In total, Germany-based G Data says it discovered over 26 models infected with malware capable of stealing personal information, recording calls, transmitting location data and serving up ads and spyware without the user’s knowledge or consent. Most of the models are sold within the Asian region.
In each case, the smartphone manufactures themselves do not appear to be involved in pre-installing the malware on brand new Android phones, says Andy Hayter, security evangelist for G Data.
Instead, the tampering appears to be happening somewhere in the distribution chain, after the manufacturer ships the devices but before the devices get into the hands of consumers. “Someone is unlocking these phones, installing the malware on them and locking them up again,” Hayter says. He added that the level of sophistication required to pull off the operation without being noticed would be fairly significant. “It takes a certain amount of risk to do this,” he says.
In most of the cases that G Data reviewed, the malware is typically hidden in a legitimate looking application like Facebook, Hayter said. The malware is concealed inside the usual functions of the legitimate application and few notice it because a majority of the malicious processes run in the background, he said.
The add-on functions that are being secretly added to Facebook and other pre-installed apps are designed to perform a wide range of malicious actions. They include surreptitiously accessing the Internet, reading and sending SMS messages, accessing contact lists, altering call data and listening to and recording phone conversations.
G Data made the news last year when its researchers discovered the Star N9500 Galaxy S4 clone, sold through online stories like Amazon and eBay, to be pre-installed extensively with spyware tools. This year’s research shows the problem has gotten significantly worse, Hayter said.
Based on the research so far, it is hard to determine if the pre-installed malware is the handiwork of one group or multiple groups. But it is very likely that multiple groups are involved considering the sheer geographic spread of the problem and the number of impacted brands.
“From the variety of phones we see, the idea [to pre-install malware] is spreading,” Hayter said. Besides Lenovo, Huawei and Xiaomi, some of the other, lesser-known, Android brands impacted by the problem include several models of Alps, the ConCorde SmartPhone6500, DJC Touchtalk, ITouch and Sesonn.
G Data’s findings on pre-installed malware on Android smartphones shipping from Asia are part of a broader report on the state of Android malware for the second quarter of 2015.
As with previous quarters, security researchers at G Data discovered a sharp increase in the number of Android malware samples in the wild.
According to G Data, its researchers analyzed some 6,100 new malware samples every day during the second quarter compared to the 4,900 malware apps per day analyzed in the previous quarter. In total, G Data researchers discovered over one million new Android malware strains in the first six months of the year, a new record for Android malware, according to Hayter.
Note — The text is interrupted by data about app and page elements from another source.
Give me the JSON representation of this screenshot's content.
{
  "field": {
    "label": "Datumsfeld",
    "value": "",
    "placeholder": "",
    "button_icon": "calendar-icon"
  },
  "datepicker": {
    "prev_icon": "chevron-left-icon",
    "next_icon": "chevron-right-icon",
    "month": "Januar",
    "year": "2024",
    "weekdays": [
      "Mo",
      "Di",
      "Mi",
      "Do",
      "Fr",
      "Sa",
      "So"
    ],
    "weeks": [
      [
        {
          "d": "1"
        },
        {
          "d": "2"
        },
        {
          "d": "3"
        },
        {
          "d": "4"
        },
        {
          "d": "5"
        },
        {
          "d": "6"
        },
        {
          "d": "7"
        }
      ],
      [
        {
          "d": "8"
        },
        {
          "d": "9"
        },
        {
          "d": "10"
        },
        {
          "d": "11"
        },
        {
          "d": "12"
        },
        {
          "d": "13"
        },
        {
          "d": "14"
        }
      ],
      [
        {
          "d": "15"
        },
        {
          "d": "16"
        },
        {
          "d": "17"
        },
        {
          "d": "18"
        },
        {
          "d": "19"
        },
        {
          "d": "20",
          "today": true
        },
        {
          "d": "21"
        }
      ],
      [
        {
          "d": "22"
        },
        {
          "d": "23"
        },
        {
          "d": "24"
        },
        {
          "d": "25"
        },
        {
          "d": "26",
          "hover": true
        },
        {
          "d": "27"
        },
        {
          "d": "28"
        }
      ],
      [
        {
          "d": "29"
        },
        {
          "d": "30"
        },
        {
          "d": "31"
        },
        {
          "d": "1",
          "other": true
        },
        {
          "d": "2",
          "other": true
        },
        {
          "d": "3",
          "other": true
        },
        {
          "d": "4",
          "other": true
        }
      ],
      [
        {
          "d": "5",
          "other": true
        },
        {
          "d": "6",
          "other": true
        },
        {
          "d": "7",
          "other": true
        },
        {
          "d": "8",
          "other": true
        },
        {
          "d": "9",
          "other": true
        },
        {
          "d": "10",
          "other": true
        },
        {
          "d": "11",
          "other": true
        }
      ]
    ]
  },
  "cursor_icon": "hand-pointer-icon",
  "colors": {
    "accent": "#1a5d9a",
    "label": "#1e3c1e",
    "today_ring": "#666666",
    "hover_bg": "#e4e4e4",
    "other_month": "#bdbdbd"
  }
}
In addition to the surging numbers, the researchers discovered that Android malware is also becoming increasingly sophisticated.
Fortunately for Android users, the malware presents a threat mostly to people who purchase their devices through less-than-reliable online sources, or those who install apps outside of Google’s Play store and other legitimate application stores. Despite the surging malware count, users who buy through legitimate sources and stick with official application stores for the most part remain relatively protected.
Jai Vijayan is a seasoned technology reporter with over 20 years of experience in IT trade journalism. He was most recently a Senior Editor at Computerworld, where he covered information security and data privacy issues for the publication. Over the course of his 20-year ... View Full Bio